“My biggest concern is that they understand that there are rules in that landfill, like you don’t smoke and pitch a match, because if you set the landfill on fire, we’re all in trouble,” Fernald said. “It will burn. It can catch fire. It’s not just a barren wilderness out there where people go out there to put their dogs. I think it’s a good thing they’re helping us — I’m all for it, but we need to set it up to where we know who’s responsible.”

“There’s been some articles in the paper about this and it pretty well painted us as a group that took over a job, didn’t do much with it and then quit in the end, and I just wanted to come address that tonight, but that’s not what happened,” McDonald said.

“We did a good bit of work out there in three months,” McDonald said. “We walled in the front of the building to keep the wind off the dogs, we built three new cinderblock kennels to house vicious dogs — right now they’re full of pit bulls and one of them’s already been torn up to the point where the dog can almost get through the gate. We moved a 12×16 building out there to use as an office to where the officers can be on sight when they’re not collecting animals.”

McDonald said the organization tried to install a septic tank for the office but were prevented from doing so because the facility is located on the landfill.

“We tried to plant trees, but we couldn’t plant trees because you can’t break the crust down there because it’s a closed landfill,” McDonald said. “We did a good bit, and then we couldn’t do much after that.”

In January, the Board of Alderman requested that Friends stop going to the shelter, for fear of starting a fire, McDonald said.

“We’re not going to be throwing matches on the ground,” McDonald said. “Nobody on the board, nobody out there working smokes. I met with Mayor Cox a couple of weeks ago, and we discussed things and at that time we decided that it would probably be best for us to just to dissolve the board at that time because all we had was liability.”

McDonald said Friends was required to return the rest of the money the city granted them, with receipts for everything they purchased. In light of the city’s request for Friends to cease their involvement with the shelter, he said the organization transported 54 dogs to Hattiesburg, so they could be adopted out.

“Now if we hadn’t of done that, you’d have 54 more dogs out there, in a site that’s only got four functional pens right now because its torn all to pieces,” McDonald said. “Since we’ve not been out there, there’s not been a lot of work done, and there’s been some damage to it from vicious dogs, and dogs just trying to fight. That’s what I wanted to come talk to you about. I didn’t want anybody to think that our group was not active. And the other thing, I guess, is what’s going to happen to the animals while we wait to build a new facility? It’s going back to the way it was.”
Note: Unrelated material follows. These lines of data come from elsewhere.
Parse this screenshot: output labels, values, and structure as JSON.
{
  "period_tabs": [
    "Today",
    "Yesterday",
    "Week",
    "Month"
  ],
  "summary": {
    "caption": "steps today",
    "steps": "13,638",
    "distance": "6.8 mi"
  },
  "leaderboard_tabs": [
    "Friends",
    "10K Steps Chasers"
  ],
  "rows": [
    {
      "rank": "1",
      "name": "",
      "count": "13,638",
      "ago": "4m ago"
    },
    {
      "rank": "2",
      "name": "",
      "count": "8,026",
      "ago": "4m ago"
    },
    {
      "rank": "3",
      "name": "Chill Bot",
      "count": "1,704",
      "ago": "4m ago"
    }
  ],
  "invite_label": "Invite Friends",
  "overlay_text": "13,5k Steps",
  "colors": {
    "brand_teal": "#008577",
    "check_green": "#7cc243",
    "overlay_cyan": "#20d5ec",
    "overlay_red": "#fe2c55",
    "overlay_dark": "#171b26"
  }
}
McDonald said when the city finds another location and builds the new shelter, Friends would be willing to reunite and help operate the facility.
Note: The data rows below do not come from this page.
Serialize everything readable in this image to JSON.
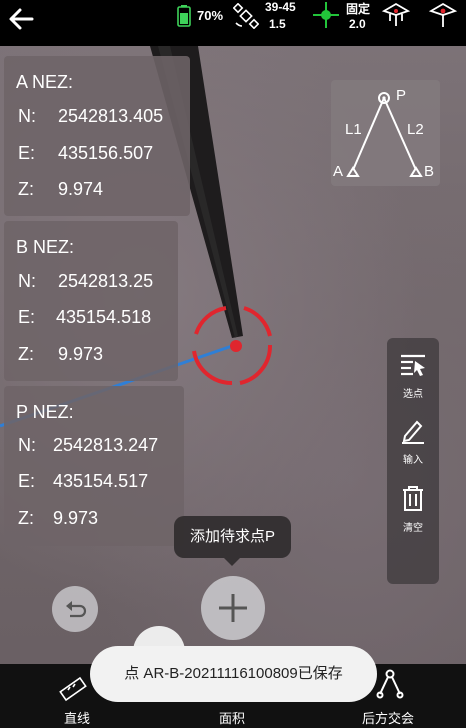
{
  "status_bar": {
    "battery_percent": "70%",
    "satellites": "39-45",
    "satellite_sub": "1.5",
    "fix_status": "固定",
    "fix_sub": "2.0"
  },
  "points": {
    "a": {
      "title": "A NEZ:",
      "n_label": "N:",
      "n_value": "2542813.405",
      "e_label": "E:",
      "e_value": "435156.507",
      "z_label": "Z:",
      "z_value": "9.974"
    },
    "b": {
      "title": "B NEZ:",
      "n_label": "N:",
      "n_value": "2542813.25",
      "e_label": "E:",
      "e_value": "435154.518",
      "z_label": "Z:",
      "z_value": "9.973"
    },
    "p": {
      "title": "P NEZ:",
      "n_label": "N:",
      "n_value": "2542813.247",
      "e_label": "E:",
      "e_value": "435154.517",
      "z_label": "Z:",
      "z_value": "9.973"
    }
  },
  "diagram": {
    "p": "P",
    "l1": "L1",
    "l2": "L2",
    "a": "A",
    "b": "B"
  },
  "tools": {
    "select_label": "选点",
    "input_label": "输入",
    "clear_label": "清空"
  },
  "tooltip": "添加待求点P",
  "toast": "点 AR-B-20211116100809已保存",
  "tabs": {
    "line": "直线",
    "area": "面积",
    "resection": "后方交会"
  },
  "colors": {
    "accent_red": "#e0262e",
    "measure_blue": "#2f7fd6",
    "fix_green": "#22c43a",
    "battery_green": "#3ed35a"
  }
}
“We would be open to helping the city run this, if we could come to a mutual agreement about what our responsibilities are and what our authority is,” McDonald said.